The global novel coronavirus pandemic may have grounded us, but we can still enjoy happy hour. This daily series will provide delicious drink recipes for you to try at home. So call your friends for a virtual sip session and traverse the globe, even if it's only in your mind.
Today's cocktail hails from United Kingdom – Sloe Gin.
What is it?
The first surprise? Technically, it’s not a gin. The second? Making sloe gin is slow. But this ruby-red liqueur of sloe fruits soaked in sugar and gin rewards those who wait.
Sloe Gin has a slightly shameful past. The berry-like fruit grows from blackthorn bushes, which are riddled with savage thorns: ideal security fences for the ruling elite in 18th-century Britain when thousands of people were kicked off common land. Too bitter to eat, sloes were soaked in two commodities that were cheap at the time: gin (the Government allowed unlicensed gin production) and sugar (a result of the slave trade in the West Indies). Sloe Gin enjoys a respectable renaissance these days, however – just ask your hipster mixologist.
You'll need (Makes a liter)
1lb (500g ) sloes – preferably handpicked when ripe and softened by the first frost, although don’t wait for this if the berries are already ripe – a frost may not happen!
8oz (250g) sugar
34fl oz (1l) gin
4 drops vanilla essence (optional)
Step 1: Wash the sloes and prick each one with a pin (seven times, if you like to follow tradition). Leave them to air-dry.
Step 2: When dry, put the sloes in a sealable jar and pour over the sugar, gin, and add the vanilla essence. Seal the jar and shake.
Step 3: Shake the jar a little every other day for the first week, until the sugar dissolves. Then shake the jar once a week for two months.
Step 4: You can sample your sloe gin after two months has passed, but it’s best to leave it for at least three months. For a truly outstanding sloe gin, leave to macerate for 15 years, if you can wait that long!
Step 5: When you’re ready, or can’t wait any longer, strain the gin into screw-top bottles.
Step 6: Serve it neat, over ice, and/or with a little tonic water.

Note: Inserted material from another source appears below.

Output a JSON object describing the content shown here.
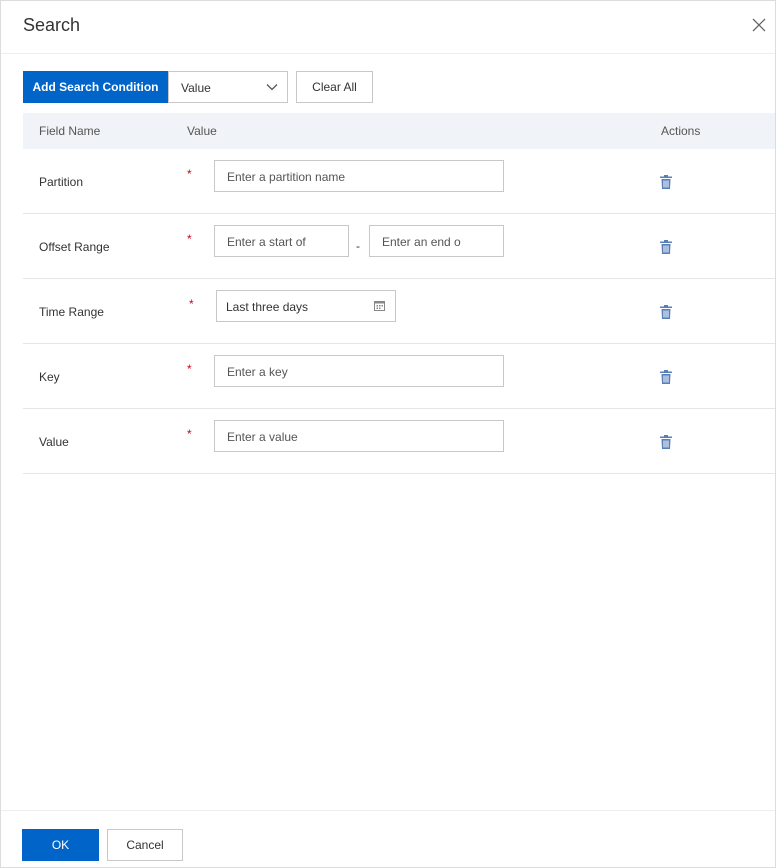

Picking sloes yourself is half the fun (thorns aside) but don’t be tempted to try a sloe straight from the bush! Tongue-shrivelling in tannic dryness, it’s not a pleasant experience. Far better to gather your purple bounty in a wicker foraging basket and stumble home through the early autumn leaves to crack open last year’s batch of gleaming-red sloe gin. Pour over ice with a little tonic water and kick off your sodden shoes, battle-worn by hedgerow stomping, to settle by an open fire for your first sip. Sniff the slightly plummy, almond-like aroma and swirl the smooth sweetness in your mouth. The tartness follows, but it’s not too sharp – only dry enough to hasten the next rich, warming sip.
For additional cocktail recipes, check out our Destination Drinks page.